Capitol Milk Producers Cooperative, Inc., of Laurel, Maryland, reports that its growing production, wholesale/distribution, and retail interests have made its Honeywell computers practically essential. Even if raising dairy herds were its only business, the company says it would still want a computer network to help manage the operation effectively.

The cooperative's numerous on-line applications are running on a recently installed DPS 7/45 system that is backed up by a fiveyear-old Level 64 computer. Two Level 6 Model 47 small systems complete a distributed processing network.

Capitol Milk represents 166 member dairy farms located in Maryland, Pennsylvania, and West Virginia. The cooperative owns some 330 High's Dairy retail convenience stores in Maryland, Pennsylvania, Virginia, West Virginia, North Carolina, and the

District of Columbia.

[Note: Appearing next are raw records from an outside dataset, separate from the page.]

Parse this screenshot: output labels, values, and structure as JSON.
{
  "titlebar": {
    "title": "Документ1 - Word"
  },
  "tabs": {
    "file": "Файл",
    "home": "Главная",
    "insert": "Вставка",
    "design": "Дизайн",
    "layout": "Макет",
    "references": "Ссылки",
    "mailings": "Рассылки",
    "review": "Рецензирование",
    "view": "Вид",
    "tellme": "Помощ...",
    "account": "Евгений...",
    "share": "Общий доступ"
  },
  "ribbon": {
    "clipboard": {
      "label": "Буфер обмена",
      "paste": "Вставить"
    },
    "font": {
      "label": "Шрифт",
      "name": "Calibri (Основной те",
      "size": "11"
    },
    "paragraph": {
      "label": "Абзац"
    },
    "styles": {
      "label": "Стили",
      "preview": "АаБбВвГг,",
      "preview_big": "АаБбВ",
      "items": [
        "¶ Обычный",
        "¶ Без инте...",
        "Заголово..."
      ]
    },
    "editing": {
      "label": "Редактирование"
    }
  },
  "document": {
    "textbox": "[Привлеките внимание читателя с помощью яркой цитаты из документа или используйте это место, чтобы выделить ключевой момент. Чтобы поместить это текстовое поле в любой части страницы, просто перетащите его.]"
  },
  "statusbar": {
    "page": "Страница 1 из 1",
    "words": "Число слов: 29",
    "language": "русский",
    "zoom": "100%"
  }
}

Members are paid for the milk they sell to Capitol, and profits are distributed on the basis of their patronage with the cooperative.

Last year, Capitol Milk bought more than 233 million pounds of milk from its members for processing into various dairy products. "In addition to the High's chain, we also sell ice cream under prBate labels to supermarkets," said Clarence Day, Capitol Milk's controller. "Without computers it would be impossible to manage our diversified $170million business effectively.''

Capitol Milk's organization is composed of three operating divisions and a control division. The data processing department supports most aspects of the business, including production accounting, corporate bookkeeping, and payroll for the cooperative's 2600 employees.

(Image Omitted: Warehouse supervisor Kenny Blickenslaff (left) and driver Larry Canby double- check a computer printout of the next High's Dairy delivery on Canby's route. A Honeywell distributed processing network enables the dairy co-op to keep accurate business records for its

166 member dairy farms and 330 retail outlets.)

Newspapers get help in automating their libraries

An on-line computer service that will allow newspapers and magazines to automate their libraries is being offered by Battelle's Software Products Center in cooperation with Digital Equipment Corporation. The service is designed to enable the publishing industry to electronically store archives of stories that have previously appeared in print.

IEEE Computer Society, J...